A tiny tot likes puddles, but with so many things beneath the surface it might not be wise to splash in them.

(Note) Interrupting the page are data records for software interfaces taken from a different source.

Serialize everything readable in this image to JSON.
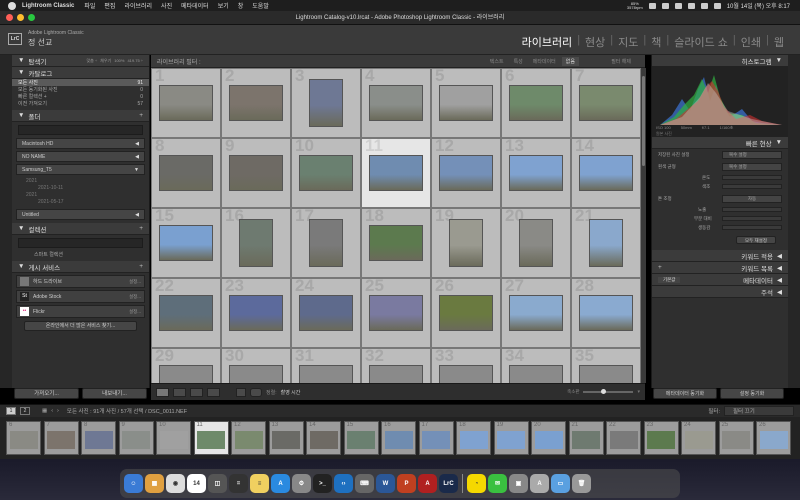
{
  "menubar": {
    "app": "Lightroom Classic",
    "items": [
      "파일",
      "편집",
      "라이브러리",
      "사진",
      "메타데이터",
      "보기",
      "창",
      "도움말"
    ],
    "status_top": "85%",
    "status_bottom": "3578rpm",
    "clock": "10월 14일 (목) 오후 8:17"
  },
  "window": {
    "title": "Lightroom Catalog-v10.lrcat - Adobe Photoshop Lightroom Classic - 라이브러리"
  },
  "identity": {
    "logo": "LrC",
    "brand": "Adobe Lightroom Classic",
    "user": "정 선교"
  },
  "modules": [
    "라이브러리",
    "현상",
    "지도",
    "책",
    "슬라이드 쇼",
    "인쇄",
    "웹"
  ],
  "active_module": "라이브러리",
  "left": {
    "navigator": {
      "title": "탐색기",
      "zoom": [
        "맞춤 ÷",
        "채우기",
        "100%",
        "419.75 ÷"
      ]
    },
    "catalog": {
      "title": "카탈로그",
      "items": [
        {
          "label": "모든 사진",
          "count": "91",
          "selected": true
        },
        {
          "label": "모든 동기화된 사진",
          "count": "0"
        },
        {
          "label": "빠른 컬렉션 +",
          "count": "0"
        },
        {
          "label": "이전 가져오기",
          "count": "57"
        }
      ]
    },
    "folders": {
      "title": "폴더",
      "volumes": [
        "Macintosh HD",
        "NO NAME",
        "Samsung_T5",
        "Untitled"
      ],
      "sub": [
        "2021",
        "2021-10-11",
        "2021",
        "2021-05-17"
      ]
    },
    "collections": {
      "title": "컬렉션",
      "items": [
        "스마트 컬렉션"
      ]
    },
    "publish": {
      "title": "게시 서비스",
      "items": [
        {
          "badge": "",
          "label": "하드 드라이브",
          "set": "설정..."
        },
        {
          "badge": "St",
          "label": "Adobe Stock",
          "set": "설정..."
        },
        {
          "badge": "••",
          "label": "Flickr",
          "set": "설정..."
        }
      ],
      "find_more": "온라인에서 더 많은 서비스 찾기..."
    },
    "import_btn": "가져오기...",
    "export_btn": "내보내기..."
  },
  "filter": {
    "label": "라이브러리 필터 :",
    "tabs": [
      "텍스트",
      "특성",
      "메타데이터",
      "없음"
    ],
    "active_tab": "없음",
    "filter_off": "필터 해제"
  },
  "grid": {
    "cells": [
      {
        "n": "1",
        "c": "#8a8a84"
      },
      {
        "n": "2",
        "c": "#7c746c"
      },
      {
        "n": "3",
        "c": "#6e7894",
        "p": true
      },
      {
        "n": "4",
        "c": "#8a8e8a"
      },
      {
        "n": "5",
        "c": "#a0a0a0"
      },
      {
        "n": "6",
        "c": "#6e8a6a"
      },
      {
        "n": "7",
        "c": "#7a8a6e"
      },
      {
        "n": "8",
        "c": "#6a6a66"
      },
      {
        "n": "9",
        "c": "#6e6a64"
      },
      {
        "n": "10",
        "c": "#6a8070"
      },
      {
        "n": "11",
        "c": "#6f8cb0"
      },
      {
        "n": "12",
        "c": "#7490b8"
      },
      {
        "n": "13",
        "c": "#7fa2d0"
      },
      {
        "n": "14",
        "c": "#7fa2d0"
      },
      {
        "n": "15",
        "c": "#7aa0d0"
      },
      {
        "n": "16",
        "c": "#6e7a70",
        "p": true
      },
      {
        "n": "17",
        "c": "#7a7a7a",
        "p": true
      },
      {
        "n": "18",
        "c": "#5c7a4e"
      },
      {
        "n": "19",
        "c": "#9a9a90",
        "p": true
      },
      {
        "n": "20",
        "c": "#8a8a86",
        "p": true
      },
      {
        "n": "21",
        "c": "#8aa8cc",
        "p": true
      },
      {
        "n": "22",
        "c": "#5e6e7a"
      },
      {
        "n": "23",
        "c": "#5c6a9c"
      },
      {
        "n": "24",
        "c": "#5e6a8c"
      },
      {
        "n": "25",
        "c": "#7a7aa0"
      },
      {
        "n": "26",
        "c": "#6a7a40"
      },
      {
        "n": "27",
        "c": "#8aaace"
      },
      {
        "n": "28",
        "c": "#8aaad0"
      },
      {
        "n": "29",
        "c": "#8a8a8a"
      },
      {
        "n": "30",
        "c": "#8a8a8a"
      },
      {
        "n": "31",
        "c": "#8a8a8a"
      },
      {
        "n": "32",
        "c": "#8a8a8a"
      },
      {
        "n": "33",
        "c": "#8a8a8a"
      },
      {
        "n": "34",
        "c": "#8a8a8a"
      },
      {
        "n": "35",
        "c": "#8a8a8a"
      }
    ],
    "selected": "11"
  },
  "toolbar": {
    "sort_label": "정렬:",
    "sort_value": "촬영 시간",
    "thumb_label": "축소판"
  },
  "right": {
    "histogram": {
      "title": "히스토그램",
      "readout": [
        "ISO 100",
        "50mm",
        "f/7.1",
        "1/160초"
      ],
      "orig": "원본 사진"
    },
    "quick_develop": {
      "title": "빠른 현상",
      "saved_preset": {
        "label": "저장된 사진 설정",
        "value": "복수 설정"
      },
      "white_balance": {
        "label": "흰색 균형",
        "value": "복수 설정"
      },
      "wb_rows": [
        "온도",
        "색조"
      ],
      "tone": {
        "label": "톤 조정",
        "value": "자동"
      },
      "tone_rows": [
        "노출",
        "부분 대비",
        "생동감"
      ],
      "reset": "모두 재설정"
    },
    "sections": [
      "키워드 적용",
      "키워드 목록",
      "메타데이터",
      "주석"
    ],
    "metadata_default": "기본값",
    "metadata_value": "복수 설정",
    "sync_meta": "메타데이터 동기화",
    "sync_settings": "설정 동기화"
  },
  "filmstrip_bar": {
    "pages": [
      "1",
      "2"
    ],
    "path": "모든 사진 : 91개 사진 / 57개 선택 / DSC_0011.NEF",
    "filter_label": "필터:",
    "filter_value": "필터 끄기"
  },
  "filmstrip": [
    "6",
    "7",
    "8",
    "9",
    "10",
    "11",
    "12",
    "13",
    "14",
    "15",
    "16",
    "17",
    "18",
    "19",
    "20",
    "21",
    "22",
    "23",
    "24",
    "25",
    "26"
  ],
  "dock": [
    {
      "n": "Finder",
      "c": "#3a7bd5",
      "t": "☺"
    },
    {
      "n": "Launchpad",
      "c": "#e0a040",
      "t": "▦"
    },
    {
      "n": "Chrome",
      "c": "#dddddd",
      "t": "◉"
    },
    {
      "n": "Calendar",
      "c": "#ffffff",
      "t": "14"
    },
    {
      "n": "Screenshot",
      "c": "#555555",
      "t": "◫"
    },
    {
      "n": "Calculator",
      "c": "#333333",
      "t": "="
    },
    {
      "n": "Notes",
      "c": "#f0d060",
      "t": "≡"
    },
    {
      "n": "AppStore",
      "c": "#2a8ae0",
      "t": "A"
    },
    {
      "n": "Settings",
      "c": "#888888",
      "t": "⚙"
    },
    {
      "n": "Terminal",
      "c": "#222222",
      "t": ">_"
    },
    {
      "n": "VSCode",
      "c": "#1e70c0",
      "t": "‹›"
    },
    {
      "n": "Keyboard",
      "c": "#666666",
      "t": "⌨"
    },
    {
      "n": "Word",
      "c": "#2b5797",
      "t": "W"
    },
    {
      "n": "PowerPoint",
      "c": "#c04020",
      "t": "P"
    },
    {
      "n": "Acrobat",
      "c": "#b02020",
      "t": "A"
    },
    {
      "n": "Lightroom",
      "c": "#1a2a4a",
      "t": "LrC"
    },
    {
      "n": "KakaoTalk",
      "c": "#f5d800",
      "t": "◔"
    },
    {
      "n": "Messages",
      "c": "#3ac040",
      "t": "✉"
    },
    {
      "n": "Preview",
      "c": "#888888",
      "t": "▣"
    },
    {
      "n": "Font",
      "c": "#aaaaaa",
      "t": "A"
    },
    {
      "n": "Folder",
      "c": "#5aa0e0",
      "t": "▭"
    },
    {
      "n": "Trash",
      "c": "#999999",
      "t": "🗑"
    }
  ]
}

A white child (friends of other races join in group shots and background vignettes) with a mop of shaggy brown hair and red rubber boots is about to step into a puddle. On every page, readers can see what lies underneath. Sometimes it is fanciful: pirates or bearded merpeople playing water polo. But other times it just may be a crocodile waiting to snap (the crocs have dinner napkins comically tied around their necks, but their wide, toothy grins are still a bit menacing). One time the child even falls into a deep puddle (here the book requires that readers turn it 90 degrees to appreciate the puddle’s depth): “You’ll sink and sink / and go straight down— / straight down through / the planet … / tumbling past the / sandstone, / the fossils, / and the / granite.” The most dreaded puddle of all is the one that contains “the BIG BAD rubber ducky.” Avoid that one at all costs. Debut author Faulks falters on the rhythm and scansion at times and relies on the occasional sluggish word choice or two, but he doesn’t lack in imagination. Contrary to the title, however, none of the puddles—or even any of the puddle-stomping boots—are muddy at all. Every preschooler in storytime will point that out.
This may make children think twice about splashing, but hopefully it won’t make them run screaming from the sidewalk every time it rains. (Picture book. 3-6)